(EXERCISE INPUTS Opens)
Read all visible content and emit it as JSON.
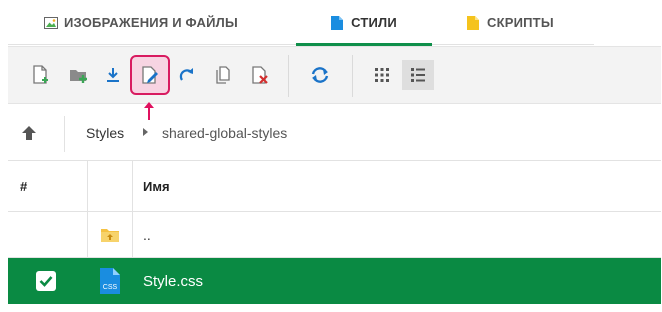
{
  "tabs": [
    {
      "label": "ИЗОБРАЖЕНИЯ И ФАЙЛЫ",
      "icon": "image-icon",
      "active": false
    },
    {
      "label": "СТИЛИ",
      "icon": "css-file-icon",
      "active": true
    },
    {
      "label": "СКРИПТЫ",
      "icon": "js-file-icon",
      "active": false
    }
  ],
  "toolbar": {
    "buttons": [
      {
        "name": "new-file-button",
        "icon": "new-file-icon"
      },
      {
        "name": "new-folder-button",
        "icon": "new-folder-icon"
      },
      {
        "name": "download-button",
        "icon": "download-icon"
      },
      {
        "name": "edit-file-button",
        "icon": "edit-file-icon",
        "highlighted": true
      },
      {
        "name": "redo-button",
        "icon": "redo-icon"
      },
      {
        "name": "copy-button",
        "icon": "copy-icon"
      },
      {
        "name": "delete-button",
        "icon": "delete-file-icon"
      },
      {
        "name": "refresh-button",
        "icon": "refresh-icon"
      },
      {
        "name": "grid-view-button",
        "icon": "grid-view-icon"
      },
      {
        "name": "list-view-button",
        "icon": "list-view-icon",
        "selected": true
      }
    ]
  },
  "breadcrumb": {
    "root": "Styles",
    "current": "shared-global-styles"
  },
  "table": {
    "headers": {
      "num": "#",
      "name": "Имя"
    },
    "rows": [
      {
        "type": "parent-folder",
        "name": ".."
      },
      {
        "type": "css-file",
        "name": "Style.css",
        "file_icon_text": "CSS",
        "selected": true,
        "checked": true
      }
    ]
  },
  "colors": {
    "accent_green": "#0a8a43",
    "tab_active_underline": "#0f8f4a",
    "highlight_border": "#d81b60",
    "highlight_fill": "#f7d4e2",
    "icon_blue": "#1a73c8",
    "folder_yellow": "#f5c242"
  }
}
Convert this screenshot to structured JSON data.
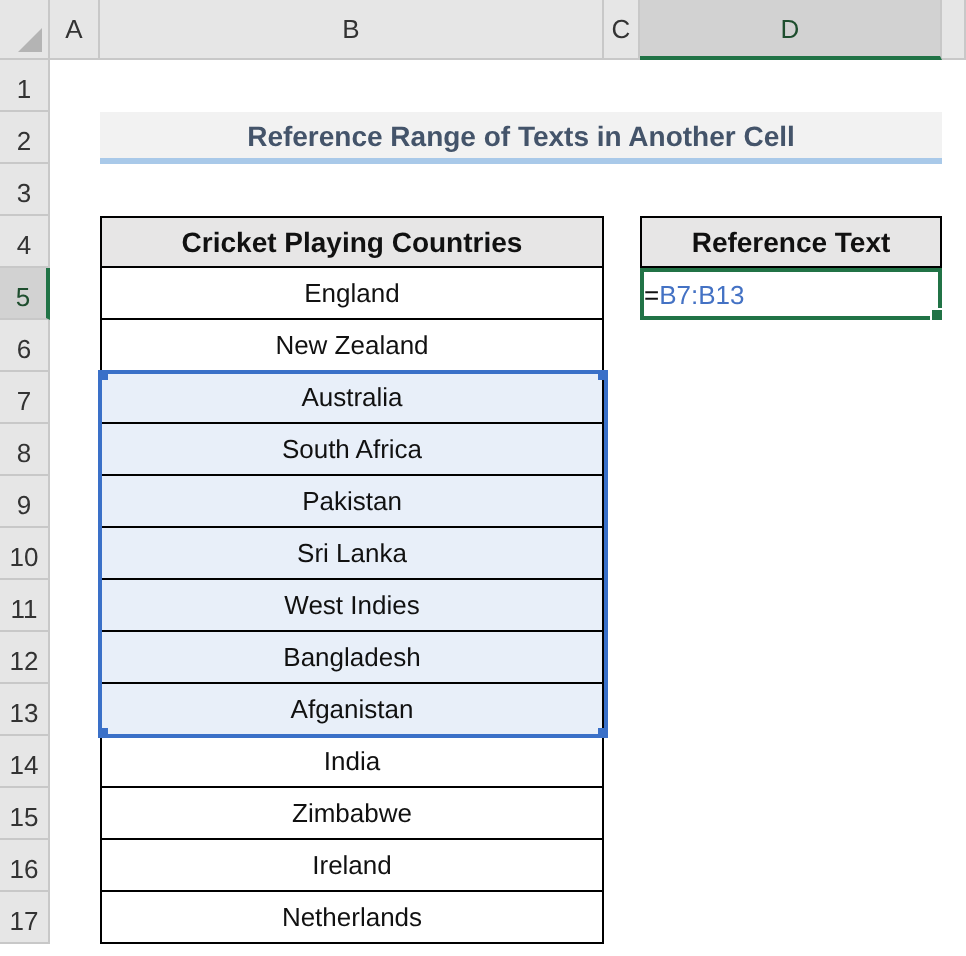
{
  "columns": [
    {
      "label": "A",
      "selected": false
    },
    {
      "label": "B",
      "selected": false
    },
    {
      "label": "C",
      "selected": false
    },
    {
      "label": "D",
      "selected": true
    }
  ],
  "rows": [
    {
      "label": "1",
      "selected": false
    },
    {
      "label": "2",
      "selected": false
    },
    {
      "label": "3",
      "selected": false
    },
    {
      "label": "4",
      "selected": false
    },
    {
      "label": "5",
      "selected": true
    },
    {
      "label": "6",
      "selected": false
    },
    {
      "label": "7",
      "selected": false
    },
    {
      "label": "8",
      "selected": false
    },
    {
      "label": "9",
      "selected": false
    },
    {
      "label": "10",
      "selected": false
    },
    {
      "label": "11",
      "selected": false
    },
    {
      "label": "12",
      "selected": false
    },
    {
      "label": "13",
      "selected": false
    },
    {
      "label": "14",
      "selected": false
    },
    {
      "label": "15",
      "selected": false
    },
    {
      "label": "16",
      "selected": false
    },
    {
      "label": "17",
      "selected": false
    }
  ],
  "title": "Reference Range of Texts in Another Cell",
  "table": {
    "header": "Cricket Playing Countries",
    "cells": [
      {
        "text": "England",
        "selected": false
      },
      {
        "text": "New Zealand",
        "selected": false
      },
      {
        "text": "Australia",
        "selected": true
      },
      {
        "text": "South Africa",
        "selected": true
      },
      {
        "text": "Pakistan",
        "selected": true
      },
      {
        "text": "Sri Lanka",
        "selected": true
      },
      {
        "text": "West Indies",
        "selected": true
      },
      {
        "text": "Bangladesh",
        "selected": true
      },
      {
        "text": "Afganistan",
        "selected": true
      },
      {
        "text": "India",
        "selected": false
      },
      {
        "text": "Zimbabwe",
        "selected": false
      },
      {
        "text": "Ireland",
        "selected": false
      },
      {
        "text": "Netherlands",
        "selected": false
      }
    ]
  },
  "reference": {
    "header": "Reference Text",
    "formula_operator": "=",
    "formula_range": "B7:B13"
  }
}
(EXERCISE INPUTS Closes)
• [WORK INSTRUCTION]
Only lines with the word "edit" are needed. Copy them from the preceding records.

• [ANSWER TO THIS EXERCISE]
        "name": "edit-file-button",
        "icon": "edit-file-icon",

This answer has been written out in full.